Translated from the French by Tim Gupwell

The paradox of the 2008 ‘LIBOR scandal’ – in addition to its familiar ring in 2012 – is that, as I alluded to at the time and as I recalled a few days ago, the fraud was well-intentioned for once: the ‘philia’ of Aristotle, the good will exercised by everyone so that a common activity can be pursued – in this case the very existence of the financial system.

Yesterday’s ‘surprise’ was that Paul Tucker, Vice-Governor of the Bank of England, was said to have advised Bob Diamond, who resigned yesterday from Barclays, to tone it down when the bank transmitted the amount of the rates that its peers were charging it over various terms.

In a memorandum addressed by Diamond on the 29th October 2008 to John Varley, Chief Executive of Barclays at the time, he explained that Tucker had called him the day before to ask him why the bank often gave higher rates than the other banks whose opinions contributed to determining the LIBOR rate. Tucker explained that his call was motivated by the fact that he was receiving numerous phone calls from members of the Government. Mr. Tucker reiterated that the calls he was receiving from the government were “senior”, according to Diamond, and that while he was certain that we did not need advice it did not always need to be the case that the rates appeared as high as we have recently”.

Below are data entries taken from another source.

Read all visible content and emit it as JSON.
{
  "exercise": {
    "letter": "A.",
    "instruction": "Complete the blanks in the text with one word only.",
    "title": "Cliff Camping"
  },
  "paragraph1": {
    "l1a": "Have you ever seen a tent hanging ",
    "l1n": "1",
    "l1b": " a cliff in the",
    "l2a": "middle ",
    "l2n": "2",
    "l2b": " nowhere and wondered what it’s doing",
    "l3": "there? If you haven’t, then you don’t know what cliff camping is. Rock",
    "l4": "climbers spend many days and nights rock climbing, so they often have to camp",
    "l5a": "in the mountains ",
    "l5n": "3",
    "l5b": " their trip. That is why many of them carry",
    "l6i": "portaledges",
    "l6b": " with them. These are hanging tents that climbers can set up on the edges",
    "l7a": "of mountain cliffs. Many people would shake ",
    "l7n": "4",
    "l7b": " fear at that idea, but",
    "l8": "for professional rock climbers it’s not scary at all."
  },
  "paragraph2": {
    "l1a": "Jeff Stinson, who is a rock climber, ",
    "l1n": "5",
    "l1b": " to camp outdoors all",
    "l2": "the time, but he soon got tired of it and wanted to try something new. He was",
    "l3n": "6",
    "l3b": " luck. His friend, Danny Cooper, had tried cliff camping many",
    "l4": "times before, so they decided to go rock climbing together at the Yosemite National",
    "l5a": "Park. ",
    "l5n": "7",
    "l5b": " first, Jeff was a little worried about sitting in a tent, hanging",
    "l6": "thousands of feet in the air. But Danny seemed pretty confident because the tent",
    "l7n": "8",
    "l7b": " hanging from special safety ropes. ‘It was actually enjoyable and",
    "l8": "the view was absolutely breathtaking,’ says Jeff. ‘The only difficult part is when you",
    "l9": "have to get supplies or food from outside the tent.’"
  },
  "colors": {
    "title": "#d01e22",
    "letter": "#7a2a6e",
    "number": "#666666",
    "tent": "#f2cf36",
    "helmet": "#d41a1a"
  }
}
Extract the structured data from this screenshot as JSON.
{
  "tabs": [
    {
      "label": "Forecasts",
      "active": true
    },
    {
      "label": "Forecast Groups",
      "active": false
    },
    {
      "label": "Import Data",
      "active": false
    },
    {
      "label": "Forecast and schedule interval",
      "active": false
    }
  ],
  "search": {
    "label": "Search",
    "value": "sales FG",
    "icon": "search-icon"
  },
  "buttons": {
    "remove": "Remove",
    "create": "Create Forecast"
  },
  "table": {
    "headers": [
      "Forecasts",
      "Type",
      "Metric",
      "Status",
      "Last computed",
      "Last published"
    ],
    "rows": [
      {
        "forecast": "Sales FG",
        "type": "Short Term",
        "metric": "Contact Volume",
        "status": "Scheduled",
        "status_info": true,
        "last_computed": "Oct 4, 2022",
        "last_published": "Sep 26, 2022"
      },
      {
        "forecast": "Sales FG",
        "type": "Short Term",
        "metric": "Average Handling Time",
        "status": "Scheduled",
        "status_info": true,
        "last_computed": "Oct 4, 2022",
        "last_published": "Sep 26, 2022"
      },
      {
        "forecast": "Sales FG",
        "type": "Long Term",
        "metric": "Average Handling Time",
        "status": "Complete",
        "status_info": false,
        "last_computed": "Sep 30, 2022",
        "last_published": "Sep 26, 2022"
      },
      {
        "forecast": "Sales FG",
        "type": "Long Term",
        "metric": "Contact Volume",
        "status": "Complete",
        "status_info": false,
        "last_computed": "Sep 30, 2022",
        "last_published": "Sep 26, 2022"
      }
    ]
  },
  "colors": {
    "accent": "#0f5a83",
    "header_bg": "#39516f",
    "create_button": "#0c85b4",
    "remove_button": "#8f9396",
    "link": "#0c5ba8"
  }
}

On Friday I explained in The Manipulation of the LIBOR why it was in the interest of banks like Barclays, in the interest of the Bank of England, in the interest of senior Government figures, in the interest of Great Britain and in the interest of financial markets as a whole, to fiddle the rates since at that time everyone in some form or another would have been heading to their downfall if they had behaved nay differently.

It is a particularity of the time required for criminal prosecution (the fine of 359 million Euros imposed on Barclays on the 27th June) and for popular indignation to be ignited, that the scandal – despite being known about in April 2008 (see my French article L’affaire du LIBOR) – only created a real buzz in the media four years later; sweeping before it (some might say “finally”), those in charge of commercial banks, central banks, and senior politicians, all of them sharing an uncustomary “surge of philia”, for which, irony of ironies, they were roundly punished.